# Input records
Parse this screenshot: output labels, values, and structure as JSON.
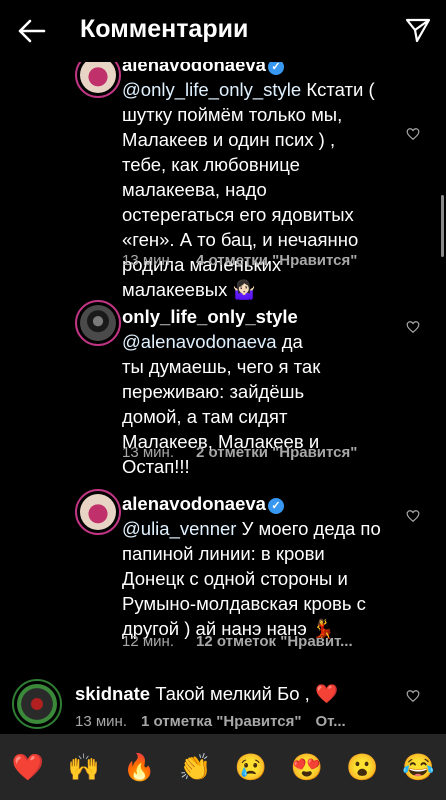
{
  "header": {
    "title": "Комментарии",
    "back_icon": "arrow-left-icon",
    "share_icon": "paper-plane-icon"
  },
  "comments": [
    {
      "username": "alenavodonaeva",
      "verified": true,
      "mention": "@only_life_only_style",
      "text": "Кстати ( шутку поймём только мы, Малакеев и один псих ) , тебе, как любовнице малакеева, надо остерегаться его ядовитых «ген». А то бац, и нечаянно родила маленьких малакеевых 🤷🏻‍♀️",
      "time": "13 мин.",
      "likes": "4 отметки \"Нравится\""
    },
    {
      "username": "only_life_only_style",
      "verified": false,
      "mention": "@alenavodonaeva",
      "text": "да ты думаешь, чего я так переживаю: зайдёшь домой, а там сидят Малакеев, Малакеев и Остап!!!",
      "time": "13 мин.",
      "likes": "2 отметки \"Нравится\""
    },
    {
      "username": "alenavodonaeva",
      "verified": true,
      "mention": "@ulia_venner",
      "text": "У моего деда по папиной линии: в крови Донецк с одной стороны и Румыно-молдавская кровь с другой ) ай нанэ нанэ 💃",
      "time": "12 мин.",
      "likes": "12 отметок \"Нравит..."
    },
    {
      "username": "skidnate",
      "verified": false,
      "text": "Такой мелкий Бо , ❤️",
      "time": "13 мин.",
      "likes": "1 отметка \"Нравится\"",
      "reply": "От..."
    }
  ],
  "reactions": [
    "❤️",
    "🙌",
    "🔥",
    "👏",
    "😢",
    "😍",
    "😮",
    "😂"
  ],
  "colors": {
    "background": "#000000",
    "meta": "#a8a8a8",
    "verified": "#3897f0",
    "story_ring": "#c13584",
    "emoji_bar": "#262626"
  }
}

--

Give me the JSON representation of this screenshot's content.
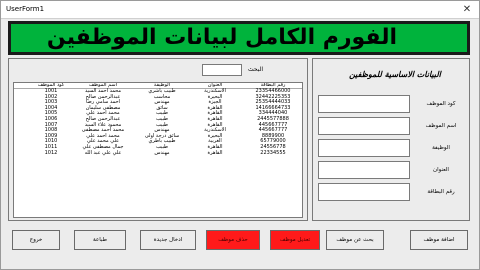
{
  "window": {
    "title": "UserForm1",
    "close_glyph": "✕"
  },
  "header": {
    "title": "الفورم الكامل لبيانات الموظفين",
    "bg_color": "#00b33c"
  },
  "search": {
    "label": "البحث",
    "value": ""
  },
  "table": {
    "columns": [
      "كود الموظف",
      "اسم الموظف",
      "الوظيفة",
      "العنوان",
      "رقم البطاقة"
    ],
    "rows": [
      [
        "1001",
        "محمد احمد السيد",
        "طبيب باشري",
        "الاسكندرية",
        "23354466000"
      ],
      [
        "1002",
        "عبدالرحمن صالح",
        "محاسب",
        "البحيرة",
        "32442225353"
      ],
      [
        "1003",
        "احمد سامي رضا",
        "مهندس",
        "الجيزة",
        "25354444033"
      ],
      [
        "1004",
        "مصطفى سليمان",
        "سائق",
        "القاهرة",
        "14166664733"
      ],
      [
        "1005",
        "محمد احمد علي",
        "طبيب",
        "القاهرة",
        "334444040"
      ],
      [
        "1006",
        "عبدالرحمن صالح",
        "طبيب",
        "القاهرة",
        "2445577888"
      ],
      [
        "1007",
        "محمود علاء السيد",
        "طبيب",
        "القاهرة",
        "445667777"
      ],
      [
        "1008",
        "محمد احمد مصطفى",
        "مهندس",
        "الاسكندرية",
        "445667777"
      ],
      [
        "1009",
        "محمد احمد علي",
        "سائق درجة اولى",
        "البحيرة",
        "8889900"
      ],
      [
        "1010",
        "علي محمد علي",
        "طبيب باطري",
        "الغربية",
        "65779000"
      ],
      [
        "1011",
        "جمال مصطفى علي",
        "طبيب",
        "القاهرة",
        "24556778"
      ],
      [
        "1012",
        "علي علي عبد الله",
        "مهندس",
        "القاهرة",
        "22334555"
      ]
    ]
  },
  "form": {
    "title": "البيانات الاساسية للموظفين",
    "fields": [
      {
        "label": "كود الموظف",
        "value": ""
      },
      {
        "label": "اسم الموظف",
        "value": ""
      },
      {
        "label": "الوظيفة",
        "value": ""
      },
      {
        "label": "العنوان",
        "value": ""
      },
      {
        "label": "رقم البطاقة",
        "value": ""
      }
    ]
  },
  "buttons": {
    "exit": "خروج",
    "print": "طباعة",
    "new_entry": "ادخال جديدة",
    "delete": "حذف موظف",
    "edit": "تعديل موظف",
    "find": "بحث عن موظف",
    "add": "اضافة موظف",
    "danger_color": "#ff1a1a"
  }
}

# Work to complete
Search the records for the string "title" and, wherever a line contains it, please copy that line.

# Exercise answer
    "title": "Комментарии",
    "title": "UserForm1",
    "title": "الفورم الكامل لبيانات الموظفين",
    "title": "البيانات الاساسية للموظفين",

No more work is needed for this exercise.